Top of Provided records
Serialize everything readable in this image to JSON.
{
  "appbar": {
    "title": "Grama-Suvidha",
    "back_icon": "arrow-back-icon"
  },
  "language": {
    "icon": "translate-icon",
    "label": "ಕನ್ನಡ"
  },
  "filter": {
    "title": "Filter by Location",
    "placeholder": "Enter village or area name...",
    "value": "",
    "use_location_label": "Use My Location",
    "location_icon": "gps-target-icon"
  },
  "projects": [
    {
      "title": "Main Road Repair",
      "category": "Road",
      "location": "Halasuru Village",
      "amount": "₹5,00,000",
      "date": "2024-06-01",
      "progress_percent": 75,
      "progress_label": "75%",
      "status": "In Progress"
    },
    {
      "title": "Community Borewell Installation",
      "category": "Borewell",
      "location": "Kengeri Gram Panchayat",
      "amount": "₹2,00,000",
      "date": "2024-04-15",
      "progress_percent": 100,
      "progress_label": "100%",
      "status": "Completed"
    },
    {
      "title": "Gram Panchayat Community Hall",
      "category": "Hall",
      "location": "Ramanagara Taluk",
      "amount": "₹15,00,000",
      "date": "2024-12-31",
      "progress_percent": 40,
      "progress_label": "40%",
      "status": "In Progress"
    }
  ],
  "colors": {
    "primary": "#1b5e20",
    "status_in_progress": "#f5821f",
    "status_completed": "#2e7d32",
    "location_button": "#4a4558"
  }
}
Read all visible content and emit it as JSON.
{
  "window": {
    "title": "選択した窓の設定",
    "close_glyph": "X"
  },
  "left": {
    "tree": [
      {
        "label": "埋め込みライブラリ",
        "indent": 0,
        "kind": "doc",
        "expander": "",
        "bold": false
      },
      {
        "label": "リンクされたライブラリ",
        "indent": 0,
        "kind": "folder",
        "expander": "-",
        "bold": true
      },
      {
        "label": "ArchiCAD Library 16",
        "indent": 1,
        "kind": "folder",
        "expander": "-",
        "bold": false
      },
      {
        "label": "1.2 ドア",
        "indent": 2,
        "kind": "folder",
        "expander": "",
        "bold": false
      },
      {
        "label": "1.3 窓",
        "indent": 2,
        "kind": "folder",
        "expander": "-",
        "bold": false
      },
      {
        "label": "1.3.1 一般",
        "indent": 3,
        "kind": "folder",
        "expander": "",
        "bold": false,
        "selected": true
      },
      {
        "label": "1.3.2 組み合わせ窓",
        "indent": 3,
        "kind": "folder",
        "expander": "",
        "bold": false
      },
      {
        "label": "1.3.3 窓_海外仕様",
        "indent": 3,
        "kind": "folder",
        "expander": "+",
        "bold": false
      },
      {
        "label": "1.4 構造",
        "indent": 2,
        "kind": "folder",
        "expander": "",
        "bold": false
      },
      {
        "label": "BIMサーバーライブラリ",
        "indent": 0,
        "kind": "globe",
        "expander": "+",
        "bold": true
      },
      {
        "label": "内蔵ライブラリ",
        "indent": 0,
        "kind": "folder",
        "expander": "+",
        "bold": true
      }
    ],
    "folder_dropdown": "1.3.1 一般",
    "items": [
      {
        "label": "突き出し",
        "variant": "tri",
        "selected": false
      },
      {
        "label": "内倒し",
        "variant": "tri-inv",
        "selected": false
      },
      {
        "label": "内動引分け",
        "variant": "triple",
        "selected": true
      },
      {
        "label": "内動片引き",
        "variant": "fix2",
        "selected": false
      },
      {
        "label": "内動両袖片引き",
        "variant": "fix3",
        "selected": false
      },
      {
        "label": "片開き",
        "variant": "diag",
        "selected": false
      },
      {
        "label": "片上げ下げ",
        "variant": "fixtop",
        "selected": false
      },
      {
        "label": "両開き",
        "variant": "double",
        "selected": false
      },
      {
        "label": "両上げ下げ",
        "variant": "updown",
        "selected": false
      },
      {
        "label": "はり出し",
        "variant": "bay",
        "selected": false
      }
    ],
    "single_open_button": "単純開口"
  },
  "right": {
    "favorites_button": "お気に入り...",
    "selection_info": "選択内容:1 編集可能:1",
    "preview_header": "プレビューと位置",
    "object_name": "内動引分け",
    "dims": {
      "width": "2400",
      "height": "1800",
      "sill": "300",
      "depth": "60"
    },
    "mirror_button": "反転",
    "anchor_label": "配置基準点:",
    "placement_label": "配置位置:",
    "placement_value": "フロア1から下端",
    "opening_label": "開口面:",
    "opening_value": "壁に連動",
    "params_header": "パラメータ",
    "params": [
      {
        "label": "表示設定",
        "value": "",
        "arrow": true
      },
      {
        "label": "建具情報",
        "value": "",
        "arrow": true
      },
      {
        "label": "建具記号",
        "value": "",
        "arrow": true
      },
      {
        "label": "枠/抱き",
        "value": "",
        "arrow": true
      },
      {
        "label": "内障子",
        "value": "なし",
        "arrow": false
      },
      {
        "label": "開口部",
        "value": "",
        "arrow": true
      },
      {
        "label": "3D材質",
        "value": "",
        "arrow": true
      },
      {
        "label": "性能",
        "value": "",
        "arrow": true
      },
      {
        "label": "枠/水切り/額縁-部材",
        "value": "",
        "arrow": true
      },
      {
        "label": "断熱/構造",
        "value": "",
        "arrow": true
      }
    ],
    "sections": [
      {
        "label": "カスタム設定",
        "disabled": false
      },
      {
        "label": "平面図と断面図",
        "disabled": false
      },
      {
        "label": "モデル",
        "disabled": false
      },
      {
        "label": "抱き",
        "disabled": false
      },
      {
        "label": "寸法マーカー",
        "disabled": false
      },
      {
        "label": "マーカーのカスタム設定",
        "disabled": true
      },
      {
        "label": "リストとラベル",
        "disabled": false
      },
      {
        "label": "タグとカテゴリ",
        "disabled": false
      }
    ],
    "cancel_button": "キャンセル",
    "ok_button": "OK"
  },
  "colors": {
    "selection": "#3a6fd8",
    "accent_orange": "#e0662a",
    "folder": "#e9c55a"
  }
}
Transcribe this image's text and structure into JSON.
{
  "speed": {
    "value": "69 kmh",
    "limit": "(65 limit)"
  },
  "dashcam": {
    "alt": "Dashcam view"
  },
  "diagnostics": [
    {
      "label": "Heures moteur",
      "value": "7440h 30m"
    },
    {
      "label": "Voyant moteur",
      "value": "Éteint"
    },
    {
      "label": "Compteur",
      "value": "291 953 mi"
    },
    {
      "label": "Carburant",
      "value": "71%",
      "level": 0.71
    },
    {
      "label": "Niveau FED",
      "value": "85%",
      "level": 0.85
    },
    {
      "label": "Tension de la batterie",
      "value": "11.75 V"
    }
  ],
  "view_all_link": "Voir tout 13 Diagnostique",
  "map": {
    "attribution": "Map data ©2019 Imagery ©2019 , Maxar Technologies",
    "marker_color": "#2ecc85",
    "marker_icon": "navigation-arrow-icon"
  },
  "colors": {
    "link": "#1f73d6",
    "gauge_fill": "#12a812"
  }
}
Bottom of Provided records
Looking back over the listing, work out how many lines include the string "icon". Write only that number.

Response to the exercise: 4